• **Aim of the exercise**
Could you copy every entry exactly, with nothing changed?

• **Data extract**
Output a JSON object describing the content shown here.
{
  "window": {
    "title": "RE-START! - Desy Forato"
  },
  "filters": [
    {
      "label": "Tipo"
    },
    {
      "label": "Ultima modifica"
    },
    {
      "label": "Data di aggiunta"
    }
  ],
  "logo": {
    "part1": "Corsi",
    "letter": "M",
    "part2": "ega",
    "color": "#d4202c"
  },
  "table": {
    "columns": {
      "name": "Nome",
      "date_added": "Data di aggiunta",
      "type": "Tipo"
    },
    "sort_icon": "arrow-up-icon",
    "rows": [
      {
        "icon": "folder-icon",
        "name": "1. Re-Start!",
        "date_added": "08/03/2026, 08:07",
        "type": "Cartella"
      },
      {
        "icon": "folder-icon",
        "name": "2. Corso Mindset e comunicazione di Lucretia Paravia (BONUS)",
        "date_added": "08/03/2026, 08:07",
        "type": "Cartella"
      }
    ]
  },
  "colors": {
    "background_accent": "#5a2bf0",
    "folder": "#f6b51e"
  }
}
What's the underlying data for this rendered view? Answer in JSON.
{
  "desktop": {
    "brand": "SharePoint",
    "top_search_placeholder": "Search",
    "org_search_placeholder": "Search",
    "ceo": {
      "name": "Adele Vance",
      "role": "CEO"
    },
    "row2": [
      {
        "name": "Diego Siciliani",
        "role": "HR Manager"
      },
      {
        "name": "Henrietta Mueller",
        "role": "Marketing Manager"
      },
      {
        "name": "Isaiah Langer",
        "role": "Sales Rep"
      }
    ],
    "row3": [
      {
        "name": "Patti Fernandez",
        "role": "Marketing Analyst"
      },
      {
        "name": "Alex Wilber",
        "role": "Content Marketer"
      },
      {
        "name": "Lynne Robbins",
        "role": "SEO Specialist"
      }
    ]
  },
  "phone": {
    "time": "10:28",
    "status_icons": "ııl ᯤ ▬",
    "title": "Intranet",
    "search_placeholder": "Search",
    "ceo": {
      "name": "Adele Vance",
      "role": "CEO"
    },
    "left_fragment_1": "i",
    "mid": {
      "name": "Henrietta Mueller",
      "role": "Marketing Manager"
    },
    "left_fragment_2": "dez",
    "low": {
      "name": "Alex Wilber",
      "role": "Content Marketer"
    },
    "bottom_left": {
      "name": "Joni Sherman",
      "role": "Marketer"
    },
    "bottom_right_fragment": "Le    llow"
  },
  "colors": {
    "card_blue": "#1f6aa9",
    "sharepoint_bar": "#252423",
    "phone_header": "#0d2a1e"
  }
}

• **Exercise solution**
Output a JSON object describing the content shown here.
{
  "window": {
    "title": "RE-START! - Desy Forato"
  },
  "filters": [
    {
      "label": "Tipo"
    },
    {
      "label": "Ultima modifica"
    },
    {
      "label": "Data di aggiunta"
    }
  ],
  "logo": {
    "part1": "Corsi",
    "letter": "M",
    "part2": "ega",
    "color": "#d4202c"
  },
  "table": {
    "columns": {
      "name": "Nome",
      "date_added": "Data di aggiunta",
      "type": "Tipo"
    },
    "sort_icon": "arrow-up-icon",
    "rows": [
      {
        "icon": "folder-icon",
        "name": "1. Re-Start!",
        "date_added": "08/03/2026, 08:07",
        "type": "Cartella"
      },
      {
        "icon": "folder-icon",
        "name": "2. Corso Mindset e comunicazione di Lucretia Paravia (BONUS)",
        "date_added": "08/03/2026, 08:07",
        "type": "Cartella"
      }
    ]
  },
  "colors": {
    "background_accent": "#5a2bf0",
    "folder": "#f6b51e"
  }
}
What's the underlying data for this rendered view? Answer in JSON.
{
  "desktop": {
    "brand": "SharePoint",
    "top_search_placeholder": "Search",
    "org_search_placeholder": "Search",
    "ceo": {
      "name": "Adele Vance",
      "role": "CEO"
    },
    "row2": [
      {
        "name": "Diego Siciliani",
        "role": "HR Manager"
      },
      {
        "name": "Henrietta Mueller",
        "role": "Marketing Manager"
      },
      {
        "name": "Isaiah Langer",
        "role": "Sales Rep"
      }
    ],
    "row3": [
      {
        "name": "Patti Fernandez",
        "role": "Marketing Analyst"
      },
      {
        "name": "Alex Wilber",
        "role": "Content Marketer"
      },
      {
        "name": "Lynne Robbins",
        "role": "SEO Specialist"
      }
    ]
  },
  "phone": {
    "time": "10:28",
    "status_icons": "ııl ᯤ ▬",
    "title": "Intranet",
    "search_placeholder": "Search",
    "ceo": {
      "name": "Adele Vance",
      "role": "CEO"
    },
    "left_fragment_1": "i",
    "mid": {
      "name": "Henrietta Mueller",
      "role": "Marketing Manager"
    },
    "left_fragment_2": "dez",
    "low": {
      "name": "Alex Wilber",
      "role": "Content Marketer"
    },
    "bottom_left": {
      "name": "Joni Sherman",
      "role": "Marketer"
    },
    "bottom_right_fragment": "Le    llow"
  },
  "colors": {
    "card_blue": "#1f6aa9",
    "sharepoint_bar": "#252423",
    "phone_header": "#0d2a1e"
  }
}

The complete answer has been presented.